▶ **WHAT TO PRODUCE**
Down to the last line, print the data that follows exactly, without its pictures.

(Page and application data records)
***

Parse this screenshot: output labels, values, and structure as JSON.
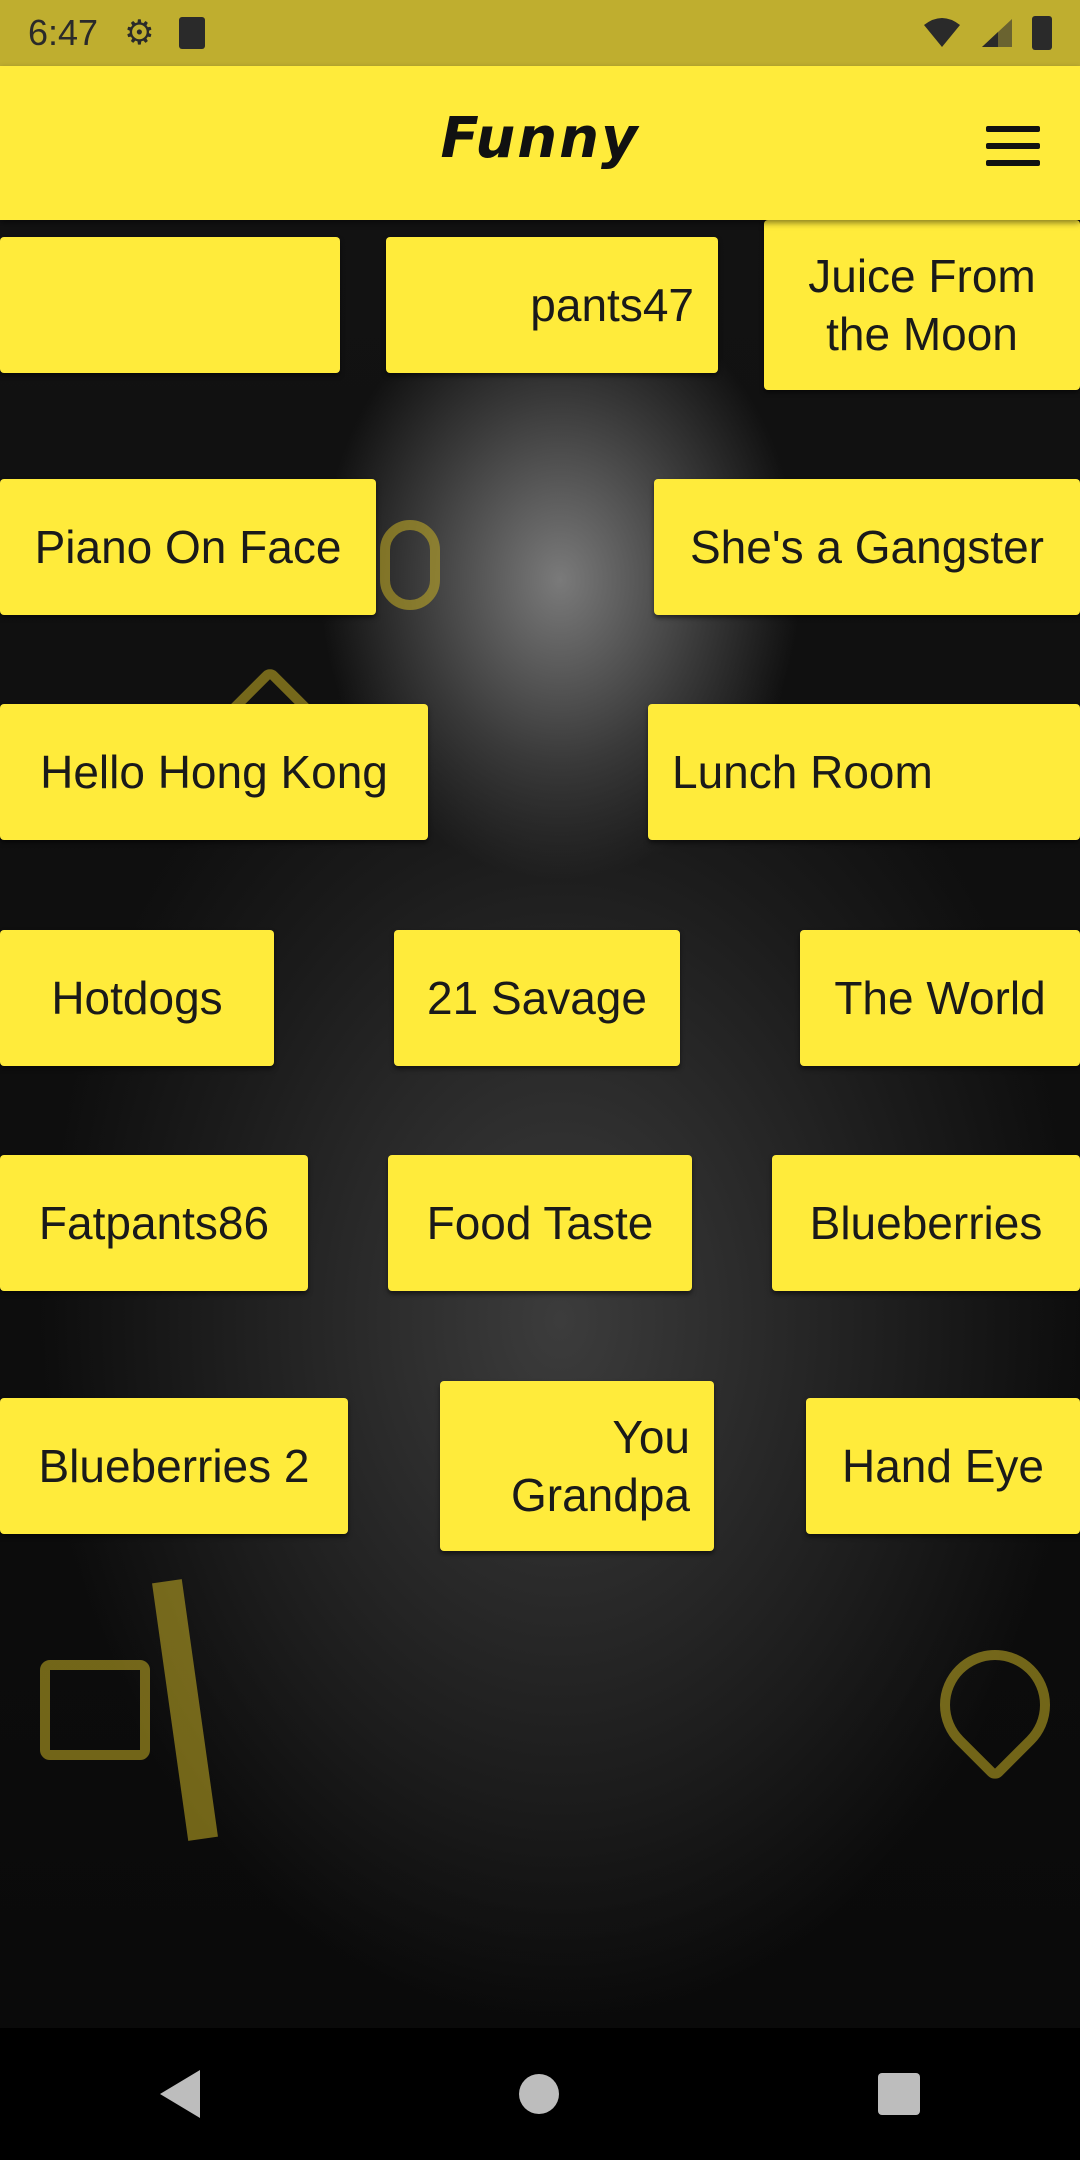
{
  "status_bar": {
    "time": "6:47",
    "icons": [
      "gear-icon",
      "sd-card-icon",
      "wifi-icon",
      "signal-icon",
      "battery-icon"
    ]
  },
  "app_bar": {
    "title": "Funny",
    "menu_icon": "hamburger-menu-icon"
  },
  "buttons": [
    {
      "label": ""
    },
    {
      "label": "pants47"
    },
    {
      "label": "Juice From the Moon"
    },
    {
      "label": "Piano On Face"
    },
    {
      "label": "She's a Gangster"
    },
    {
      "label": "Hello Hong Kong"
    },
    {
      "label": "Lunch Room"
    },
    {
      "label": "Hotdogs"
    },
    {
      "label": "21 Savage"
    },
    {
      "label": "The World"
    },
    {
      "label": "Fatpants86"
    },
    {
      "label": "Food Taste"
    },
    {
      "label": "Blueberries"
    },
    {
      "label": "Blueberries 2"
    },
    {
      "label": "You Grandpa"
    },
    {
      "label": "Hand Eye"
    }
  ],
  "colors": {
    "accent": "#FFEB3B",
    "status_bar": "#BFAE2F",
    "background": "#000000"
  },
  "nav_bar": {
    "icons": [
      "back-icon",
      "home-icon",
      "recent-apps-icon"
    ]
  }
}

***

▶ **EXERCISE OUTPUT**
Parse this screenshot: output labels, values, and structure as JSON.
{
  "status_bar": {
    "time": "6:47",
    "icons": [
      "gear-icon",
      "sd-card-icon",
      "wifi-icon",
      "signal-icon",
      "battery-icon"
    ]
  },
  "app_bar": {
    "title": "Funny",
    "menu_icon": "hamburger-menu-icon"
  },
  "buttons": [
    {
      "label": ""
    },
    {
      "label": "pants47"
    },
    {
      "label": "Juice From the Moon"
    },
    {
      "label": "Piano On Face"
    },
    {
      "label": "She's a Gangster"
    },
    {
      "label": "Hello Hong Kong"
    },
    {
      "label": "Lunch Room"
    },
    {
      "label": "Hotdogs"
    },
    {
      "label": "21 Savage"
    },
    {
      "label": "The World"
    },
    {
      "label": "Fatpants86"
    },
    {
      "label": "Food Taste"
    },
    {
      "label": "Blueberries"
    },
    {
      "label": "Blueberries 2"
    },
    {
      "label": "You Grandpa"
    },
    {
      "label": "Hand Eye"
    }
  ],
  "colors": {
    "accent": "#FFEB3B",
    "status_bar": "#BFAE2F",
    "background": "#000000"
  },
  "nav_bar": {
    "icons": [
      "back-icon",
      "home-icon",
      "recent-apps-icon"
    ]
  }
}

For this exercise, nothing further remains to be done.